[* ]See a very ingenious and instructive Pamphlet, intituled. The Rights of the British Legislature to tax the American Colonies vindicated, printed for T. Becket. I differ from this Author in nothing very materially, but in his Calculation of the present Rental of England, which he seems to me to have set a great deal too low. Had he attended to the vast Improvements in Agriculture throughout England and Wales, partly by Skill and good Husbandry, partly by the Enclosure of common Fields, and by the enclosing and cultivating of above a Million of Acres of Commons, Wastes, Forests, Chases, Mountains, Moors, Fens, Marsnes, &c. &c. And above all by the prodigious Encrease of Buildings in London, Bristol, Bath, Birmingham, Liverpool, Manchester, and in almost every manufacturing Town and District whatever, for these last 40 Years: I say, had he duly attended to the Advance of Rents on these, and on other Accounts, he would have found that the Rack-Rental of England and Wales, independently of Scotland, cannot be so little as 30,000,000l. a Year; a Fifth of which is 6,000,000l.

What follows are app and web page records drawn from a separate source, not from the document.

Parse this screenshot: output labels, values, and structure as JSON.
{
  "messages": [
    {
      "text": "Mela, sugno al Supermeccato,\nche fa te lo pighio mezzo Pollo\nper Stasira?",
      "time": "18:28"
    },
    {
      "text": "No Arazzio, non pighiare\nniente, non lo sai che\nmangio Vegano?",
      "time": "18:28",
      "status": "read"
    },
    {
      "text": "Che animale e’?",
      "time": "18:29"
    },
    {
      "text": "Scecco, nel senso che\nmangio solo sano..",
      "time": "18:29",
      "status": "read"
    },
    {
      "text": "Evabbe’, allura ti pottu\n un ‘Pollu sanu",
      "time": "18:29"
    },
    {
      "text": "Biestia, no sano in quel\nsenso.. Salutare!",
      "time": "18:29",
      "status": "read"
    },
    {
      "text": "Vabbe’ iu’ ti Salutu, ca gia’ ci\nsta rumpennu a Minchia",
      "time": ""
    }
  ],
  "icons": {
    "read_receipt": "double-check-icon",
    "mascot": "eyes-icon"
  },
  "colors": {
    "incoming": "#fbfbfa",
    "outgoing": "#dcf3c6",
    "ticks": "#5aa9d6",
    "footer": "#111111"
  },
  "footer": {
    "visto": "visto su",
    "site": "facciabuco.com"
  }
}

[* ]Happy would it have been for Great Britain, had the Colonies come to this Determination 50 or 60 Years ago; for then we should have avoided two most expensive and bloody Wars, and, to speak the honest Truth, very unjust ones, entered into for their Sakes. But better late, than never. America ever was a Mill-Stone hanging on the Neck of this Country; and is we would not cast it off, the Americans have done it for us.
[* ]Dr. Price and the Congress ground all their Outcries against the declaratory Law, for binding the Colonies in all Cases whatsoever, on this very Plea, weak and illogical as it is.